Prompt:
A verbatim copy of the records is required, with all pictures left out.

(Dataset rows describing interfaces)
--------------------
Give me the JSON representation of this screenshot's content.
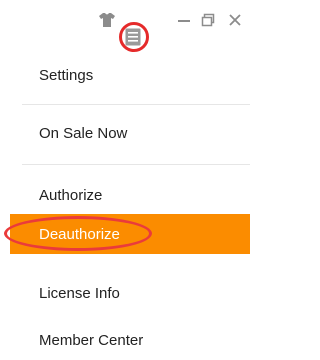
{
  "titlebar": {
    "icons": [
      "skin-icon",
      "menu-icon",
      "minimize-icon",
      "restore-icon",
      "close-icon"
    ],
    "menu_button_highlight_color": "#e52a2a"
  },
  "menu": {
    "items": [
      {
        "label": "Settings"
      },
      {
        "label": "On Sale Now"
      },
      {
        "label": "Authorize"
      },
      {
        "label": "Deauthorize",
        "selected": true
      },
      {
        "label": "License Info"
      },
      {
        "label": "Member Center"
      }
    ],
    "selected_background": "#fb8c00",
    "highlight_ellipse_color": "#ea3b3b"
  }
}
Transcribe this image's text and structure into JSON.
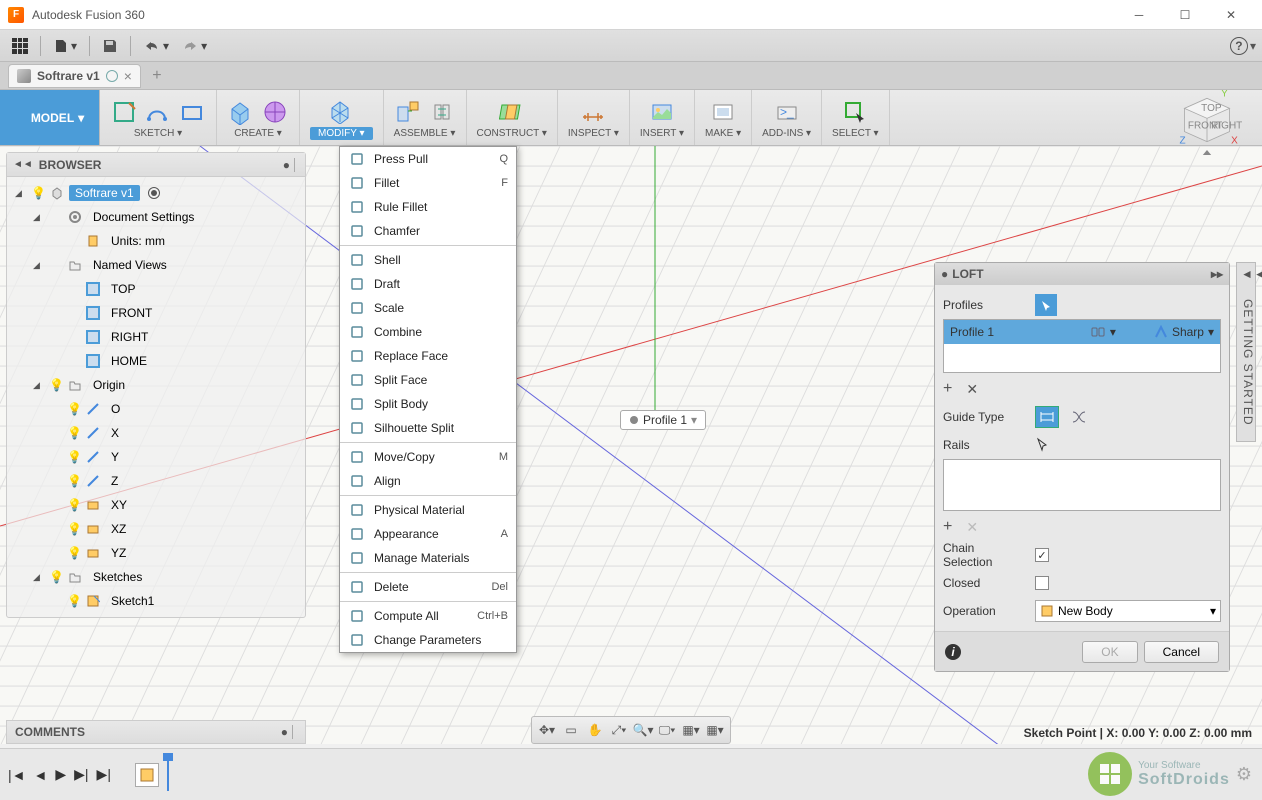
{
  "app": {
    "title": "Autodesk Fusion 360"
  },
  "document": {
    "name": "Softrare v1"
  },
  "mode": "MODEL",
  "ribbon": [
    {
      "label": "SKETCH"
    },
    {
      "label": "CREATE"
    },
    {
      "label": "MODIFY",
      "active": true
    },
    {
      "label": "ASSEMBLE"
    },
    {
      "label": "CONSTRUCT"
    },
    {
      "label": "INSPECT"
    },
    {
      "label": "INSERT"
    },
    {
      "label": "MAKE"
    },
    {
      "label": "ADD-INS"
    },
    {
      "label": "SELECT"
    }
  ],
  "browser": {
    "title": "BROWSER",
    "root": "Softrare v1",
    "docset": "Document Settings",
    "units": "Units: mm",
    "named": "Named Views",
    "views": [
      "TOP",
      "FRONT",
      "RIGHT",
      "HOME"
    ],
    "origin": "Origin",
    "axes": [
      "O",
      "X",
      "Y",
      "Z",
      "XY",
      "XZ",
      "YZ"
    ],
    "sketches": "Sketches",
    "sketch1": "Sketch1"
  },
  "menu": [
    {
      "label": "Press Pull",
      "sc": "Q"
    },
    {
      "label": "Fillet",
      "sc": "F"
    },
    {
      "label": "Rule Fillet"
    },
    {
      "label": "Chamfer"
    },
    {
      "sep": true
    },
    {
      "label": "Shell"
    },
    {
      "label": "Draft"
    },
    {
      "label": "Scale"
    },
    {
      "label": "Combine"
    },
    {
      "label": "Replace Face"
    },
    {
      "label": "Split Face"
    },
    {
      "label": "Split Body"
    },
    {
      "label": "Silhouette Split"
    },
    {
      "sep": true
    },
    {
      "label": "Move/Copy",
      "sc": "M"
    },
    {
      "label": "Align"
    },
    {
      "sep": true
    },
    {
      "label": "Physical Material"
    },
    {
      "label": "Appearance",
      "sc": "A"
    },
    {
      "label": "Manage Materials"
    },
    {
      "sep": true
    },
    {
      "label": "Delete",
      "sc": "Del"
    },
    {
      "sep": true
    },
    {
      "label": "Compute All",
      "sc": "Ctrl+B"
    },
    {
      "label": "Change Parameters"
    }
  ],
  "profile_tag": "Profile 1",
  "loft": {
    "title": "LOFT",
    "profiles": "Profiles",
    "profile1": "Profile 1",
    "sharp": "Sharp",
    "guide": "Guide Type",
    "rails": "Rails",
    "chain": "Chain Selection",
    "closed": "Closed",
    "operation": "Operation",
    "newbody": "New Body",
    "ok": "OK",
    "cancel": "Cancel"
  },
  "side": "GETTING STARTED",
  "comments": "COMMENTS",
  "status": "Sketch Point | X: 0.00 Y: 0.00 Z: 0.00 mm",
  "watermark": {
    "line1": "Your Software",
    "line2": "SoftDroids"
  }
}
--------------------
Answer to this problem:
Give me the JSON representation of this screenshot's content.
{
  "titlebar": {
    "icons": [
      "skin-icon",
      "menu-icon",
      "minimize-icon",
      "restore-icon",
      "close-icon"
    ],
    "menu_button_highlight_color": "#e52a2a"
  },
  "menu": {
    "items": [
      {
        "label": "Settings"
      },
      {
        "label": "On Sale Now"
      },
      {
        "label": "Authorize"
      },
      {
        "label": "Deauthorize",
        "selected": true
      },
      {
        "label": "License Info"
      },
      {
        "label": "Member Center"
      }
    ],
    "selected_background": "#fb8c00",
    "highlight_ellipse_color": "#ea3b3b"
  }
}
Transcribe this image's text and structure into JSON.
{
  "app": {
    "title": "Autodesk Fusion 360"
  },
  "document": {
    "name": "Softrare v1"
  },
  "mode": "MODEL",
  "ribbon": [
    {
      "label": "SKETCH"
    },
    {
      "label": "CREATE"
    },
    {
      "label": "MODIFY",
      "active": true
    },
    {
      "label": "ASSEMBLE"
    },
    {
      "label": "CONSTRUCT"
    },
    {
      "label": "INSPECT"
    },
    {
      "label": "INSERT"
    },
    {
      "label": "MAKE"
    },
    {
      "label": "ADD-INS"
    },
    {
      "label": "SELECT"
    }
  ],
  "browser": {
    "title": "BROWSER",
    "root": "Softrare v1",
    "docset": "Document Settings",
    "units": "Units: mm",
    "named": "Named Views",
    "views": [
      "TOP",
      "FRONT",
      "RIGHT",
      "HOME"
    ],
    "origin": "Origin",
    "axes": [
      "O",
      "X",
      "Y",
      "Z",
      "XY",
      "XZ",
      "YZ"
    ],
    "sketches": "Sketches",
    "sketch1": "Sketch1"
  },
  "menu": [
    {
      "label": "Press Pull",
      "sc": "Q"
    },
    {
      "label": "Fillet",
      "sc": "F"
    },
    {
      "label": "Rule Fillet"
    },
    {
      "label": "Chamfer"
    },
    {
      "sep": true
    },
    {
      "label": "Shell"
    },
    {
      "label": "Draft"
    },
    {
      "label": "Scale"
    },
    {
      "label": "Combine"
    },
    {
      "label": "Replace Face"
    },
    {
      "label": "Split Face"
    },
    {
      "label": "Split Body"
    },
    {
      "label": "Silhouette Split"
    },
    {
      "sep": true
    },
    {
      "label": "Move/Copy",
      "sc": "M"
    },
    {
      "label": "Align"
    },
    {
      "sep": true
    },
    {
      "label": "Physical Material"
    },
    {
      "label": "Appearance",
      "sc": "A"
    },
    {
      "label": "Manage Materials"
    },
    {
      "sep": true
    },
    {
      "label": "Delete",
      "sc": "Del"
    },
    {
      "sep": true
    },
    {
      "label": "Compute All",
      "sc": "Ctrl+B"
    },
    {
      "label": "Change Parameters"
    }
  ],
  "profile_tag": "Profile 1",
  "loft": {
    "title": "LOFT",
    "profiles": "Profiles",
    "profile1": "Profile 1",
    "sharp": "Sharp",
    "guide": "Guide Type",
    "rails": "Rails",
    "chain": "Chain Selection",
    "closed": "Closed",
    "operation": "Operation",
    "newbody": "New Body",
    "ok": "OK",
    "cancel": "Cancel"
  },
  "side": "GETTING STARTED",
  "comments": "COMMENTS",
  "status": "Sketch Point | X: 0.00 Y: 0.00 Z: 0.00 mm",
  "watermark": {
    "line1": "Your Software",
    "line2": "SoftDroids"
  }
}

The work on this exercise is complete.